Data about app and page elements
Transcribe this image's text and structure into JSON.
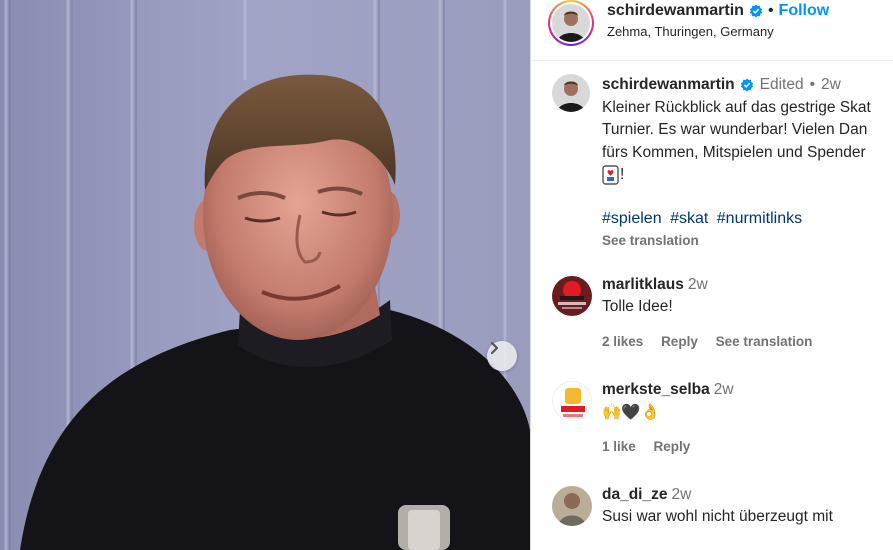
{
  "post": {
    "username": "schirdewanmartin",
    "follow_label": "Follow",
    "location": "Zehma, Thuringen, Germany"
  },
  "caption": {
    "username": "schirdewanmartin",
    "edited": "Edited",
    "age": "2w",
    "lines": [
      "Kleiner Rückblick auf das gestrige Skat",
      "Turnier. Es war wunderbar! Vielen Dan",
      "fürs Kommen, Mitspielen und Spender"
    ],
    "trailing": "!",
    "hashtags": [
      "#spielen",
      "#skat",
      "#nurmitlinks"
    ],
    "see_translation": "See translation"
  },
  "comments": [
    {
      "username": "marlitklaus",
      "age": "2w",
      "text": "Tolle Idee!",
      "likes": "2 likes",
      "reply": "Reply",
      "see_translation": "See translation"
    },
    {
      "username": "merkste_selba",
      "age": "2w",
      "text": "🙌🖤👌",
      "likes": "1 like",
      "reply": "Reply"
    },
    {
      "username": "da_di_ze",
      "age": "2w",
      "text": "Susi war wohl nicht überzeugt mit"
    }
  ],
  "colors": {
    "follow": "#0095f6",
    "hashtag": "#00376b",
    "verified": "#0095f6"
  },
  "icons": [
    "chevron-right-icon",
    "verified-badge-icon",
    "playing-card-emoji-icon"
  ]
}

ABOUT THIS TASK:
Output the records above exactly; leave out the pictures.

FINAL ANSWER:
Transcribe this image's text and structure into JSON.
{
  "post": {
    "username": "schirdewanmartin",
    "follow_label": "Follow",
    "location": "Zehma, Thuringen, Germany"
  },
  "caption": {
    "username": "schirdewanmartin",
    "edited": "Edited",
    "age": "2w",
    "lines": [
      "Kleiner Rückblick auf das gestrige Skat",
      "Turnier. Es war wunderbar! Vielen Dan",
      "fürs Kommen, Mitspielen und Spender"
    ],
    "trailing": "!",
    "hashtags": [
      "#spielen",
      "#skat",
      "#nurmitlinks"
    ],
    "see_translation": "See translation"
  },
  "comments": [
    {
      "username": "marlitklaus",
      "age": "2w",
      "text": "Tolle Idee!",
      "likes": "2 likes",
      "reply": "Reply",
      "see_translation": "See translation"
    },
    {
      "username": "merkste_selba",
      "age": "2w",
      "text": "🙌🖤👌",
      "likes": "1 like",
      "reply": "Reply"
    },
    {
      "username": "da_di_ze",
      "age": "2w",
      "text": "Susi war wohl nicht überzeugt mit"
    }
  ],
  "colors": {
    "follow": "#0095f6",
    "hashtag": "#00376b",
    "verified": "#0095f6"
  },
  "icons": [
    "chevron-right-icon",
    "verified-badge-icon",
    "playing-card-emoji-icon"
  ]
}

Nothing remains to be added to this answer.